This weekend we spent some time in Washington DC on the way to a family event. There is something magical about DC for me and I feel that at sometime in my future life, God’s will is for me to spend another “season” of my life in this city. I don’t know why, its just one of those “gut” feelings.
On the plane on the way up to DC, I finished reading Chapter 6 of Pete Wilson’s new book Plan B: What do You Do When God Doesn’t Show Up the Way You Thought He Would? It is a great book about what happens when life doesn’t go the way you expected. It calls into question several tightly held Christian expectations.
- Is God only involved in our lives when good things are happening – when our kids, jobs and marriages are all going well?
- Does God willingly give us tough seasons in our lives because he desires to use those experiences to develop our character?
Early in the chapter Pete talks about his response to the question he often gets in church circles: How do I know God’s will for my life?
“When people ask me how they can know God’s will for their lives, I tell them the best first step is to know God. Beyond that, I really don’t have any steps.”
So often we see God’s will for our lives in the terms of what, when and where? What is the perfect job? When do I need to make a big life decision? Where am I supposed to move?
Wilson makes the point that when we focus exclusively on these three things, we miss the most important “W” – why?
Why do I live?

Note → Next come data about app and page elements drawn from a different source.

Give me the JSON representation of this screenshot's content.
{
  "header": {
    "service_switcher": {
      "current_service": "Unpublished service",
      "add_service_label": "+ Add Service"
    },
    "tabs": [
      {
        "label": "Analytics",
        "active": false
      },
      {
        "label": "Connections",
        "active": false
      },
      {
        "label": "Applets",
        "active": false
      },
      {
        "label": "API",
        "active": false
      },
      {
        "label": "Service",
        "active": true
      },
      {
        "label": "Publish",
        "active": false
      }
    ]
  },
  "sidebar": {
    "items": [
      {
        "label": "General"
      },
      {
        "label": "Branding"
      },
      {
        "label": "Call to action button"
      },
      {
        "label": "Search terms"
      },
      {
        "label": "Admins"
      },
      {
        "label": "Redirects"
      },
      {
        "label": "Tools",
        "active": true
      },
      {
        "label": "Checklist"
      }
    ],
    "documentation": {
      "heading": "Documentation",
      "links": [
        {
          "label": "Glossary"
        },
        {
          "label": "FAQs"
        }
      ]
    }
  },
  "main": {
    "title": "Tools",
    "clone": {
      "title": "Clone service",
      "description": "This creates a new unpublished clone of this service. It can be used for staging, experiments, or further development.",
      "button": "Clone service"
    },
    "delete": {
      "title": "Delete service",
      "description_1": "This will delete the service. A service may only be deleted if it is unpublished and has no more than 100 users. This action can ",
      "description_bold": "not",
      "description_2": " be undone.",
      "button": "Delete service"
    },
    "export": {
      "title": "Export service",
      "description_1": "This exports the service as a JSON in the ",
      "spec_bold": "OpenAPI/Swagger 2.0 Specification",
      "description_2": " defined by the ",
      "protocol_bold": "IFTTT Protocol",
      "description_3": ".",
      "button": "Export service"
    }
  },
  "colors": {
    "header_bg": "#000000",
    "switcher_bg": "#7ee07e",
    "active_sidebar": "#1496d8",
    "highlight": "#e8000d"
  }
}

Why did God place any of us on this earth? Big Picture: To bring Glory to God.
If I’m thrown in a pit, sold into slavery, falsely accused of crimes I didn’t commit and thrown into jail for years, am I in God’s Will and can He be working in my life? Ask Joseph. For years, his life wasn’t exactly filled with circumstances that on the outside would make one see God’s hand at work.
“About the only thing that Joseph can control about his life … is why he does what he does. He can live intentionally, choosing to trust God in all his circumstances and allow his life to be used for God’s purposes.”
“When life isn’t turning out the way we had hoped, we almost always default to feeling as if God has abandoned us…when our plans, dreams and desires crumble, our faith tends to take a hit. We instantly feel let down and distant from our heavenly Father.”
“And yet the truth is that God is most powerfully present even when he seems most apparently absent. He’s always working. Even when we can’t see him or feel him, all the circumstantial evidence of our lives will testify to his presence. That is, if we are willing to pay attention.”
As I look back on my life, there are so many times where I have drifted very far away from God; where my will and my desires were the driving factors in my life. In some of those seasons, things were very good for me. My career and my life were going great and I truly believed that I was following God’s will. My heart was full and my needs were satisfied, but it is in those times when I found it often easy to slip away from God. The quality time that I spent with God, my seeking of His will, took back seat because I was so confident that I was already in His will.
But Wilson reminds us that “God’s will is as much about the person we are becoming as it is about where we are going!” In doing so he cites Erwin McManus: “The process of becoming the person God wants us to become usually doesn’t come from success, success, success. Its loss, success, failure, success, heartbreak, success, disappointment, success.”
The last 9 months for me has been a reminder of that. We have moved away from Texas to Florida. I left a successful and personally rewarding career, moved away from many friends who loved me and from an area that was very comfortable. And while our 9 months in Florida has provided me the chance to be home with my girls, I have also experienced loss and sadness. At times I have silently questioned if it was God’s will was for us to move to Florida, then why is there such heartache?
But Wilson continues on: “We think our suffering is a sign that we’re getting something wrong, not evidence that God is at work to teach us and bring us a blessing.”
[As Christians,] we must decide if we are going to put our faith in what God does or in who God is.”
I must decide if I am going to put my faith in what God does or who God is…
So often we think that the endpoint (a job, a child, healing from illness or getting married) is God’s will for our life when often God’s plan for our life is to use the journey to perfect our character.
“In this life many of your questions will simply not have answers. But through it all, God himself will never change. This is why our faith must rest on his identity and not necessarily his activity.”
I truly believe that God has brought our family to Florida for a reason. I see his work in many things since we have been here (like our connections to a new church and new friends). As I reflect back on the other big life changes (moves) I have experienced in my short 40 years, in the end it was not a job or a relationship that was the end goal of God’s work. Those all went away. The big life changes were the means that God used to teach me new things in a new place.
So in the end, I may have a gut feeling about returning to DC for a season of my life, but even if I do, I know it will not be so much about returning to DC as it will be about what God wants to perfect in my life once He gets me there!
NOTE: The quotes cited throughout this blog are from Chapter 6 of “Plan B” by Pete Wilson. Another great resource for this topic is a sermon series by Pastor David Hughes entitled “Get over your BS (Belief System).”